Since 2013, the share of premium gasoline in total motor gasoline sales has steadily increased to 11.3 percent in August and September 2015, the highest share in more than a decade. Although lower gasoline prices may be supporting demand for premium gasoline, the upward trend in sales is more likely driven by changes in fuel requirements for light-duty vehicles (LDV) in response to increasing fuel economy standards, which will have widespread implications for future gasoline markets.
Platts Adds Natural Gas Liquids to its Forward Curves
Platts, the leading independent provider of information and benchmark prices for the commodities and energy markets, on Apr. 13, announced that it has expanded its commodity risk solutions to include natural gas liquids (NGLs) for three delivery locations in the United States: Mont Belvieu Lone Star (LST), NGL pipeline, and Mont Belvieu non-LST, in Texas, and Conway, Kan.
Platts mark-to-market (M2M) NGL forward curves are quantitatively derived; based on Platts NGL editorial market pricing expertise; and provide insight into the current price for contract delivery up to 36 months forward. The forward curves help NGLs producers, traders, brokers, and end users make better production, hedging, and risk management decisions and also facilitate fair-value measurement accounting requirements.
Stuart Wood, vice president of commercial products at Platts, said, “We are committed to providing our customers with an independent, transparently produced source of NGL forward curves that will help them measure their assets at fair value and manage their business in volatile times.”
Twelve customers in the United States, spanning exploration and production to midstream and downstream oil companies with NGL exposure, have already signed on to use Platts NGL forward curves for valuation purposes.
Platts’ M2M NGL coverage includes propane, ethane, ethane/propane (E/P) mix, butane, isobutane and natural gasoline. The M2M NGL forward curves are quantitatively derived from a combination of Platts oil price assessments and Platts proprietary analytics capabilities, together with additional forward curve data from the Intercontinental Exchange (ICE).
Kwhame Gittens, Platts manager of commodity risk solutions-Americas, said: “Based on the Platts M2M NGL forward curves, consumers of ethane and propane could ask themselves whether they should be buying ahead in the current environment.

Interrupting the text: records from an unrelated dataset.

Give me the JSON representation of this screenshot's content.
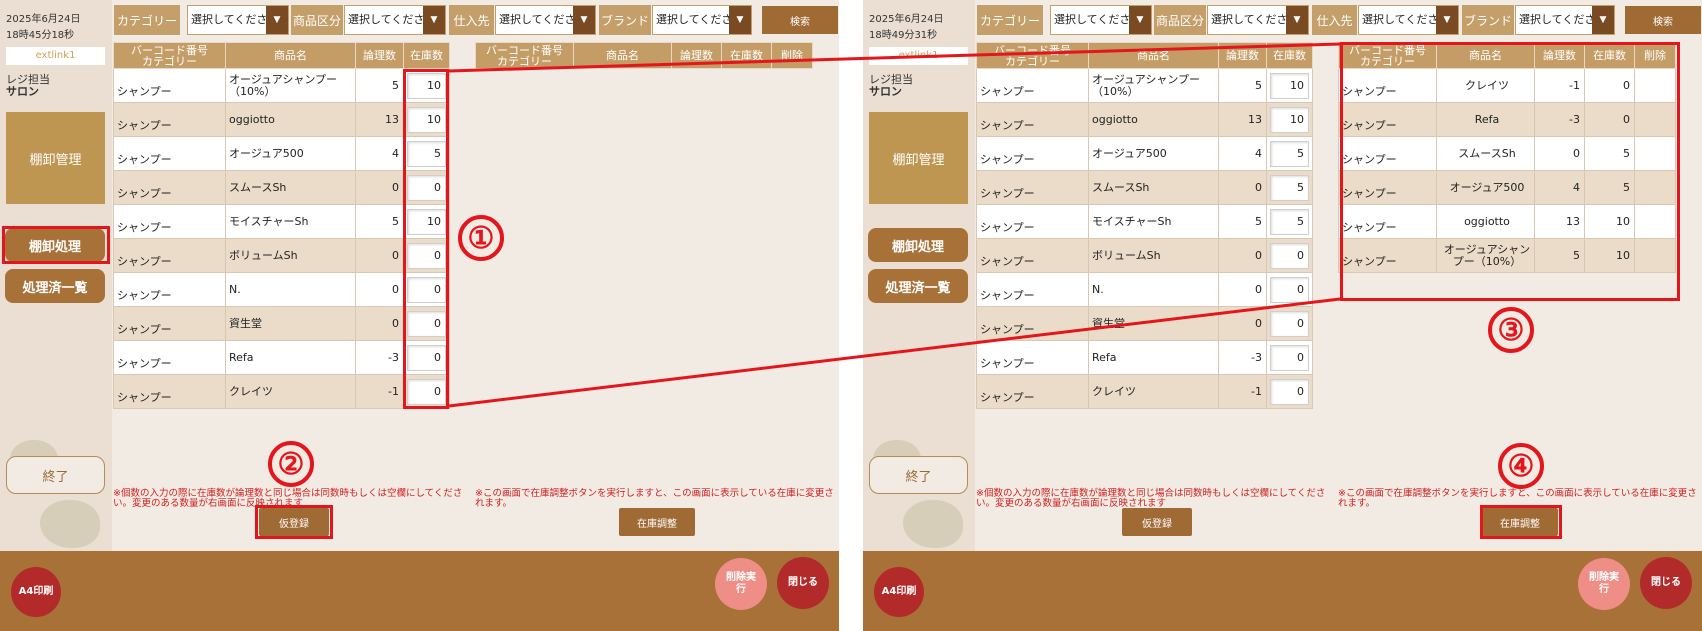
{
  "left": {
    "datetime": {
      "date": "2025年6月24日",
      "time": "18時45分18秒"
    },
    "link": "extlink1",
    "staff_label": "レジ担当",
    "staff_name": "サロン"
  },
  "right": {
    "datetime": {
      "date": "2025年6月24日",
      "time": "18時49分31秒"
    },
    "link": "extlink1",
    "staff_label": "レジ担当",
    "staff_name": "サロン"
  },
  "sidebar": {
    "section_title": "棚卸管理",
    "process_button": "棚卸処理",
    "done_list_button": "処理済一覧",
    "end_button": "終了"
  },
  "filters": {
    "category_label": "カテゴリー",
    "type_label": "商品区分",
    "supplier_label": "仕入先",
    "brand_label": "ブランド",
    "select_placeholder": "選択してください",
    "select_placeholder_short": "選択してくださ",
    "search_button": "検索"
  },
  "main_table": {
    "headers": {
      "barcode_line1": "バーコード番号",
      "barcode_line2": "カテゴリー",
      "name": "商品名",
      "theoretical": "論理数",
      "stock": "在庫数"
    },
    "rows": [
      {
        "category": "シャンプー",
        "name": "オージュアシャンプー（10%）",
        "theoretical": "5",
        "stock_left": "10",
        "stock_right": "10"
      },
      {
        "category": "シャンプー",
        "name": "oggiotto",
        "theoretical": "13",
        "stock_left": "10",
        "stock_right": "10"
      },
      {
        "category": "シャンプー",
        "name": "オージュア500",
        "theoretical": "4",
        "stock_left": "5",
        "stock_right": "5"
      },
      {
        "category": "シャンプー",
        "name": "スムースSh",
        "theoretical": "0",
        "stock_left": "0",
        "stock_right": "5"
      },
      {
        "category": "シャンプー",
        "name": "モイスチャーSh",
        "theoretical": "5",
        "stock_left": "10",
        "stock_right": "5"
      },
      {
        "category": "シャンプー",
        "name": "ボリュームSh",
        "theoretical": "0",
        "stock_left": "0",
        "stock_right": "0"
      },
      {
        "category": "シャンプー",
        "name": "N.",
        "theoretical": "0",
        "stock_left": "0",
        "stock_right": "0"
      },
      {
        "category": "シャンプー",
        "name": "資生堂",
        "theoretical": "0",
        "stock_left": "0",
        "stock_right": "0"
      },
      {
        "category": "シャンプー",
        "name": "Refa",
        "theoretical": "-3",
        "stock_left": "0",
        "stock_right": "0"
      },
      {
        "category": "シャンプー",
        "name": "クレイツ",
        "theoretical": "-1",
        "stock_left": "0",
        "stock_right": "0"
      }
    ]
  },
  "adjust_table": {
    "headers": {
      "barcode_line1": "バーコード番号",
      "barcode_line2": "カテゴリー",
      "name": "商品名",
      "theoretical": "論理数",
      "stock": "在庫数",
      "delete": "削除"
    },
    "rows": [
      {
        "category": "シャンプー",
        "name": "クレイツ",
        "theoretical": "-1",
        "stock": "0"
      },
      {
        "category": "シャンプー",
        "name": "Refa",
        "theoretical": "-3",
        "stock": "0"
      },
      {
        "category": "シャンプー",
        "name": "スムースSh",
        "theoretical": "0",
        "stock": "5"
      },
      {
        "category": "シャンプー",
        "name": "オージュア500",
        "theoretical": "4",
        "stock": "5"
      },
      {
        "category": "シャンプー",
        "name": "oggiotto",
        "theoretical": "13",
        "stock": "10"
      },
      {
        "category": "シャンプー",
        "name": "オージュアシャンプー（10%）",
        "theoretical": "5",
        "stock": "10"
      }
    ]
  },
  "notes": {
    "left": "※個数の入力の際に在庫数が論理数と同じ場合は同数時もしくは空欄にしてください。変更のある数量が右画面に反映されます",
    "right": "※この画面で在庫調整ボタンを実行しますと、この画面に表示している在庫に変更されます。"
  },
  "buttons": {
    "temp_register": "仮登録",
    "stock_adjust": "在庫調整",
    "a4_print": "A4印刷",
    "delete_exec": "削除実行",
    "close": "閉じる"
  },
  "callouts": {
    "one": "①",
    "two": "②",
    "three": "③",
    "four": "④"
  },
  "colors": {
    "accent_brown": "#a77138",
    "header_tan": "#c49d66",
    "highlight_red": "#e4161c",
    "pink_button": "#ef8d87",
    "dark_red_button": "#b32a2a"
  }
}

Conversely, producers may be assessing whether they should hold on and wait for higher prices.”
For example, the NGL forward curves indicate that the cost of non-LST ethane for 2018 delivery will average 26.22 cents per gallon (/gal). But forecast models, including those of Platts Bentek, an analytics and forecasting unit of Platts, predict ethane prices of around double that in 2018, particularly as new steam crackers come online, increasing ethane recovery outside the U.S. Gulf.

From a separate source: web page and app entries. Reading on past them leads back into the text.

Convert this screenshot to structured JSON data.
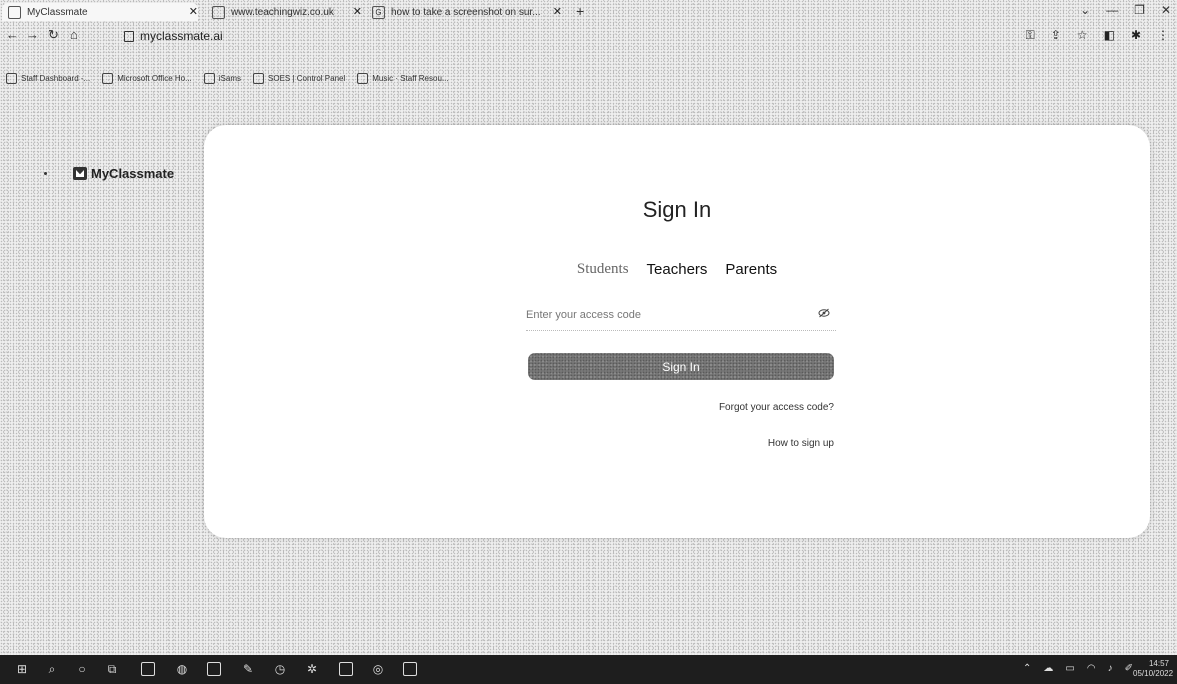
{
  "browser": {
    "tabs": [
      {
        "title": "MyClassmate",
        "active": true
      },
      {
        "title": "www.teachingwiz.co.uk",
        "active": false
      },
      {
        "title": "how to take a screenshot on sur...",
        "active": false
      }
    ],
    "new_tab": "+",
    "url": "myclassmate.ai",
    "bookmarks": [
      "Staff Dashboard -...",
      "Microsoft Office Ho...",
      "iSams",
      "SOES | Control Panel",
      "Music · Staff Resou..."
    ]
  },
  "sidebar": {
    "brand": "MyClassmate"
  },
  "signin": {
    "title": "Sign In",
    "roles": [
      {
        "label": "Students",
        "active": true
      },
      {
        "label": "Teachers",
        "active": false
      },
      {
        "label": "Parents",
        "active": false
      }
    ],
    "access_code_placeholder": "Enter your access code",
    "submit_label": "Sign In",
    "forgot_link": "Forgot your access code?",
    "signup_link": "How to sign up"
  },
  "taskbar": {
    "time": "14:57",
    "date": "05/10/2022"
  }
}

The M2M NGL forward curves U.S. delivery locations:
- LST: reflects prices of NGLs for transmission on the Lone Star NGL pipeline.
- Non-LST: reflects prices of NGLs for transmission on the other terminals within Mont Belvieu.
- Conway, Kan., located in the heart of the Midwest, is home to another key NGL production and storage facility. Conway serves as the hub for the Midwest, feeding much of the region’s need for agricultural crop drying and residential heating.
For more information on the Platts M2M-NGL forward curves model, visit http://www.platts.com/products/m2m-ngl-forward-curves.
Through its commodity risk solutions, Platts provides clients with a full and independent view of forward price assessments for oil, NGLs, petrochemicals, natural gas, power, and coal around the world. In addition to more than 400 forward curve price assessments, Platts publishes more than 20,000 benchmark price assessments, references, and indexes in energy, petrochemicals, metals, and agriculture on a daily basis.